▶ _MATERIAL SHOWN_:
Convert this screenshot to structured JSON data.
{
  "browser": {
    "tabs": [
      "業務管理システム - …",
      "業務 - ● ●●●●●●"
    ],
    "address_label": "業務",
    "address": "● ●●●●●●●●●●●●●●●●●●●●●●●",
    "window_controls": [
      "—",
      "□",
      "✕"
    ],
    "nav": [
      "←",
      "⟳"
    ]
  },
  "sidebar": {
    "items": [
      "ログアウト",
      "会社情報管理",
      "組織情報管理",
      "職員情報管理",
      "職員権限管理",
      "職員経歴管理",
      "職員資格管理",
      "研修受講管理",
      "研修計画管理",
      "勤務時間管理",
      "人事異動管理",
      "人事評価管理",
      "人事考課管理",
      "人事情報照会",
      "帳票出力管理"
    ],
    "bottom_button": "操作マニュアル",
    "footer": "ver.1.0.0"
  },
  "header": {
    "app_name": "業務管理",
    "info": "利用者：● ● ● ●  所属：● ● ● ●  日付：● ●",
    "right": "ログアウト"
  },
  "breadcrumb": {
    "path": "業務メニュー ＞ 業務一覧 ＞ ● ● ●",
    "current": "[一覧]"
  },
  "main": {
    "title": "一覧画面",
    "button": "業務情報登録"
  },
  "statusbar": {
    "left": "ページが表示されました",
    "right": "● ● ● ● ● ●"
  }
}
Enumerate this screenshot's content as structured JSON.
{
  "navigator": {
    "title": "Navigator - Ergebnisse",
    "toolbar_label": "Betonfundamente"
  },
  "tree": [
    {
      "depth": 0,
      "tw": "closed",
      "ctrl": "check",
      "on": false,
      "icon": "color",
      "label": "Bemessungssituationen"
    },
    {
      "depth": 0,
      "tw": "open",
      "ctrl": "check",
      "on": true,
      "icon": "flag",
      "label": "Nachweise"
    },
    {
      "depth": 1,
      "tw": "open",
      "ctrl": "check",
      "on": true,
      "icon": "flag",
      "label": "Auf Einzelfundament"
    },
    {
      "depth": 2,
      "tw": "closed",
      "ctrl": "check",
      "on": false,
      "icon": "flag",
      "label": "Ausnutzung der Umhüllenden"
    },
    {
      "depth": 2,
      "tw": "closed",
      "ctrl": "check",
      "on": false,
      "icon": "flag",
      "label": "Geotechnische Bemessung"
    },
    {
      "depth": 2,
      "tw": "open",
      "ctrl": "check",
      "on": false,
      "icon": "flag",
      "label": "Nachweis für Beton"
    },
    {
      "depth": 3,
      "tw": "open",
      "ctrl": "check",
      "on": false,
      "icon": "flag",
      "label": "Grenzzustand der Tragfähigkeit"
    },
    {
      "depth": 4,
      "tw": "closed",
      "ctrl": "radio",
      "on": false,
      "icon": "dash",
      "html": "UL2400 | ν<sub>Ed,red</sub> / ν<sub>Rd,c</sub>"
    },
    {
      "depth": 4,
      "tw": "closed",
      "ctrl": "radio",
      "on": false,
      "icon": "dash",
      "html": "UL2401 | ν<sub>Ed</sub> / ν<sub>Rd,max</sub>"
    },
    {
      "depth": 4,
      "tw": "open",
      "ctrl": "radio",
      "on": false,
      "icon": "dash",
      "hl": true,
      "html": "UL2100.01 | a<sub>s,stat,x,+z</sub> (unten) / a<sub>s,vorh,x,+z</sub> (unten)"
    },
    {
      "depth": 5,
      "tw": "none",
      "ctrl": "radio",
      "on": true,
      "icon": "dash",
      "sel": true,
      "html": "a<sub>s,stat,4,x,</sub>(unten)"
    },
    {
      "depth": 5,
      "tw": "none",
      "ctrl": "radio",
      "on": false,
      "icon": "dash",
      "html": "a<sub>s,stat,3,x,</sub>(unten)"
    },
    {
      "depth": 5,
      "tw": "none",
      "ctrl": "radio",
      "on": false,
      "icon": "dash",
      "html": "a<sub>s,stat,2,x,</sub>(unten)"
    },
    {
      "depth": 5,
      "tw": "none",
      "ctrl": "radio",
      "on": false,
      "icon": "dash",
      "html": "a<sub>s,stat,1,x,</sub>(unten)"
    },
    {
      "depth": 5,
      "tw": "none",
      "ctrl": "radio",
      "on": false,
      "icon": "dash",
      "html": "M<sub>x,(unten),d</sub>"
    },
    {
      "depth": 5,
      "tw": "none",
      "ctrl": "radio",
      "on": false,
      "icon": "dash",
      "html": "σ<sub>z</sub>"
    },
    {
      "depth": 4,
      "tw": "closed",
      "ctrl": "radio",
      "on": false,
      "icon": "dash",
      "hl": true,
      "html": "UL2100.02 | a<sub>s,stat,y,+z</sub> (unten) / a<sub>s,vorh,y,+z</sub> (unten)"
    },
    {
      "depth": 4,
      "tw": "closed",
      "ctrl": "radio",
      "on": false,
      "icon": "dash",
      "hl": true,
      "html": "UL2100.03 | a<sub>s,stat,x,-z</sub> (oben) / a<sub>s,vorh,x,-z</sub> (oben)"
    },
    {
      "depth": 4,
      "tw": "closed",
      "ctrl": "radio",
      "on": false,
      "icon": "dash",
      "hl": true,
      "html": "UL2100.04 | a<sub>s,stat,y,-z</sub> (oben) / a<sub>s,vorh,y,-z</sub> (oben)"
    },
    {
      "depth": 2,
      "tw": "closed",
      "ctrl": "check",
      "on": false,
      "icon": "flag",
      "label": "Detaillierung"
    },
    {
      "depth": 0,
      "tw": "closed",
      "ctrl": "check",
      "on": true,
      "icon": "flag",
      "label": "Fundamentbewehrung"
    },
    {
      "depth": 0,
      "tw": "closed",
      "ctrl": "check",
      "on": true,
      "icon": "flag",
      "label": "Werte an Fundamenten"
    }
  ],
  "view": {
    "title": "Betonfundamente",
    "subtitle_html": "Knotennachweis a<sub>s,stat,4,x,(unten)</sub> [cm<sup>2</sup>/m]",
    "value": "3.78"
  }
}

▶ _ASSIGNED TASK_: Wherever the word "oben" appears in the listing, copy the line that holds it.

▶ _WRITTEN REPLY_:
      "html": "UL2100.03 | a<sub>s,stat,x,-z</sub> (oben) / a<sub>s,vorh,x,-z</sub> (oben)"
      "html": "UL2100.04 | a<sub>s,stat,y,-z</sub> (oben) / a<sub>s,vorh,y,-z</sub> (oben)"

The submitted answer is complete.